BROOKLYN (April 12, 2016) – Undefeated rising stars Errol “The Truth” Spence Jr. and “Sir” Marcus Browne started out as teammates on the 2012 U.S. Olympic team and will face the toughest tests of their careers when they enter the ring in primetime on Premier Boxing Champions on NBC Saturday, April 16 from Barclays Center in Brooklyn.
The rising welterweight Spence Jr. will take on former world champion Chris Algieri in the main event while Browne kicks-off televised coverage at 8:30 p.m. ET/5:30 p.m. PT when he takes on unbeaten Radivoje “Hot Rod” Kalajdzic.
With the 2016 Summer Olympics in Rio nearing the opening ceremonies, it is poetic that both Spence Jr. and Browne will have the opportunity to launch themselves into the upper echelon of the sport as a new generation of rising stars get set to test themselves against the best in the world at the Olympics.
Here is what the fighters had to say about their Olympic experiences, fighting on the same card, advice to the 2016 team and more:
On fighting in televised fights on the same card:
Errol Spence Jr.: “My pro debut was on the ‘Night of the Olympians’ and it had me, Terrell Gausha, Marcus Browne, and Rau’Shee Warren. These are the kind of nights we envisioned. It’s so great to see my friends and Olympic brothers doing as well as me.

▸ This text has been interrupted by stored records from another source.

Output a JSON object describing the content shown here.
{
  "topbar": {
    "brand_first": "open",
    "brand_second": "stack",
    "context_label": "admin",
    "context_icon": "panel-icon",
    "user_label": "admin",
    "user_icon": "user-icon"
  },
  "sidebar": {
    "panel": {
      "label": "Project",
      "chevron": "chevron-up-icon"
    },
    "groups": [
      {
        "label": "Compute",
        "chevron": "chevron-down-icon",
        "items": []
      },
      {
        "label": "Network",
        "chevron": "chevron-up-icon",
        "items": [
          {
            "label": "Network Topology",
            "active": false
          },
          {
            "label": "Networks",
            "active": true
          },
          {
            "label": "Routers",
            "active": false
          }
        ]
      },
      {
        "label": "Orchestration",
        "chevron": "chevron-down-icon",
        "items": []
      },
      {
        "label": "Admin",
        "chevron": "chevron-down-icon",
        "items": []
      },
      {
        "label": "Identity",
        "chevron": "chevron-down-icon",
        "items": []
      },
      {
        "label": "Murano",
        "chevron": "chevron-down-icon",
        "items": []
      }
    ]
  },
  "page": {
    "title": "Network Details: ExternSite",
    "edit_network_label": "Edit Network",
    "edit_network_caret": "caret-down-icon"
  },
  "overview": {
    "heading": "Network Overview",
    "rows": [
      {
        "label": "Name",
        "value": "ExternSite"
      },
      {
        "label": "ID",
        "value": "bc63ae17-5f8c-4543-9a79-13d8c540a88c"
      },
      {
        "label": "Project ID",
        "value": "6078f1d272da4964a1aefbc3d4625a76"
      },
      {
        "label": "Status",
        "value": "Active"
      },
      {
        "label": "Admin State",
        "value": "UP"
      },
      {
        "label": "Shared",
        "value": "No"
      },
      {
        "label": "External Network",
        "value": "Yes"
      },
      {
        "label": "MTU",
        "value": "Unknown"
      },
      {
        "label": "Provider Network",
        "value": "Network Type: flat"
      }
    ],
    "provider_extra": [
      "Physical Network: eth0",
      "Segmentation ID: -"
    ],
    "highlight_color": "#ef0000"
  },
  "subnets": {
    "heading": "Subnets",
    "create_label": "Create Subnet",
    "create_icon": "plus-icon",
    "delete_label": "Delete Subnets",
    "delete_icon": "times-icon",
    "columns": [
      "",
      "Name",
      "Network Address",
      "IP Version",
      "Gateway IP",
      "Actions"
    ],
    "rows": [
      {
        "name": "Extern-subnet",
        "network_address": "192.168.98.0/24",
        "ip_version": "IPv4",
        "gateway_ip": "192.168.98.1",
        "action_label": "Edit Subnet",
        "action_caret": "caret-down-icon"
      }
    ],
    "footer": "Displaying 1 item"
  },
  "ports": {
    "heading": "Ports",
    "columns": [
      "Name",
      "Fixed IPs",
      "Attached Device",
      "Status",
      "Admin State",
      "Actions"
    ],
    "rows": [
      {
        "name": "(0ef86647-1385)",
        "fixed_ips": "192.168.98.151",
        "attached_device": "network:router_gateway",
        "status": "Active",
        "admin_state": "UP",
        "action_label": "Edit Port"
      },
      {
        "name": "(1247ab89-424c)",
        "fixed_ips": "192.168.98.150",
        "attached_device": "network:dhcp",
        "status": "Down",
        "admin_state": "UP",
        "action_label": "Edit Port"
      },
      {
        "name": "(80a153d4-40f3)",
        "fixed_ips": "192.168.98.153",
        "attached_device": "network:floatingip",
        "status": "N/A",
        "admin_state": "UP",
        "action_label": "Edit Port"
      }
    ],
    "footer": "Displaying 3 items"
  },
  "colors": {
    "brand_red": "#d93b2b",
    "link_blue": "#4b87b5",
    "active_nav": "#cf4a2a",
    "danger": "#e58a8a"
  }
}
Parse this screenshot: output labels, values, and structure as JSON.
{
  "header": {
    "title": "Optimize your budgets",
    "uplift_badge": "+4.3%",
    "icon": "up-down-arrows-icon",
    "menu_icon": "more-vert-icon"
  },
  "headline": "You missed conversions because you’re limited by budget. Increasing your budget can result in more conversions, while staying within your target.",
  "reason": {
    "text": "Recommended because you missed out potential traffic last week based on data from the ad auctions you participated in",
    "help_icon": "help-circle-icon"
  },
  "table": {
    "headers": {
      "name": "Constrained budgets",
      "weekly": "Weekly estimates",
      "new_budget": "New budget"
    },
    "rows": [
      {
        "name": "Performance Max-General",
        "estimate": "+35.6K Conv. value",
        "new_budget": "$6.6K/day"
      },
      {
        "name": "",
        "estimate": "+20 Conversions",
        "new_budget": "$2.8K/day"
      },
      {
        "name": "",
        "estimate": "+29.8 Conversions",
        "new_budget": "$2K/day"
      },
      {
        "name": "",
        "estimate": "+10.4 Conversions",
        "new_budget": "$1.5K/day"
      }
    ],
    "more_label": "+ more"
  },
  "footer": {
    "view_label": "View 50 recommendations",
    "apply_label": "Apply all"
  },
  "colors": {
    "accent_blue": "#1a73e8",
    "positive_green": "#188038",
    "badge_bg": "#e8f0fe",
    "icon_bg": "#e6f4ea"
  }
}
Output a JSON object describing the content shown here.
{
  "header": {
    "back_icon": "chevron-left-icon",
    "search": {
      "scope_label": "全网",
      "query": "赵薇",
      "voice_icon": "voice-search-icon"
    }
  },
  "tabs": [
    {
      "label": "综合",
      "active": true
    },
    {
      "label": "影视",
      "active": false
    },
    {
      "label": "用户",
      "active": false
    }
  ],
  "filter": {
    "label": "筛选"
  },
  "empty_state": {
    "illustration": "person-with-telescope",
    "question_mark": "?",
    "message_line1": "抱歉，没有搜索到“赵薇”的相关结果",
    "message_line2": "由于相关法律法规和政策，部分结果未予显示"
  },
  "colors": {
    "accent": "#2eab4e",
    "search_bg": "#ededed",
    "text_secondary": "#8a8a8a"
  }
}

Marcus Browne: “We always thought about nights like these where we’re both center stage. This couldn’t have happened if we didn’t keep our records clean and fought hard. To have gotten to this point alongside an Olympic teammate is an amazing thing. I look forward to both of us being propelled to the next level.”
On their favorite Olympic memories:
ES: “My favorite memory is competing and being around all of the great athletes. I got to meet Kobe Bryant, LeBron James, Carmelo Anthony, Serena Williams and Michael Phelps. All of these athletes that I had seen on TV. Being in that atmosphere helped me realize that I am a great athlete amongst other great athletes.
MB: “It sounds materialistic, but all the free gear we got was amazing. Coming where I come from, I had never been given anything like that before. I was surprised at the adoration I was getting from people. Everyone just wanted to make us feel a part of this unbelievable event.
On how the Olympics prepared them for the pros:
ES: “The Olympic stage prepares you for anything. It’s the biggest tournament in the world. Having media day and talking to all of those outlets and then having to train, it prepares you for the professional ranks. When you get to the top, you’re going to have to do those exact same things.
MB: “Fighting in front of 10,000 people that are cheering against you will prepare you for anything in this sports. A lot of people don’t get that until they’re at the highest level. The atmosphere is just so intense and the Olympic fans are so passionate.
On the bond they share with their Olympic teammates:
ES: “All of us on the team have a great bond. Anytime you spend four months in camp with the same group of guys and you’re training and losing weight together, you become very close. It automatically creates a natural bond and connection. They are like brothers to me.
MB: “There is always going to be that bond of brotherhood regardless if you talk everyday or every three years. Spending every waking moment with these guys and singing the ‘Star Spangled Banner’ every morning, we build up a group bond and individual friendships that are so important to us.
On their impressions of the other:
ES: “Marcus was always the loud one in the Olympic training center. Marcus was always encouraging everyone to work hard and train harder. I want to be like Evander Holyfield. He and his Olympic teammates like Pernell Whitaker all held belts at the same time.
MB: “Errol and I are kind of opposites. Errol is more of a quiet and reserved guy. He works hard and runs like a gazelle. He fights hard and at the end of the day he is just a good dude. The plan is for all of us to be world champions and do great things.
On their advice to the 2016 U.S. Olympic team:
ES: “I would tell the 2016 team to just keep doing what they’re doing. Stay focused. Don’t get too big headed. Listen to your coaches and do everything you’ve been doing. The Olympics are right around the corner and we want to see medals in the men’s division this year.”
MB: “I just want to tell the team to make sure you get all the international experience you can get and fight hard for your country.”
USA Boxing, as the national governing body for Olympic-style boxing, is the United States’ member organization of the International Amateur Boxing Association (AIBA) and a member of the United States Olympic Committee (USOC). For more information about USA Boxing, go to www.usaboxing.org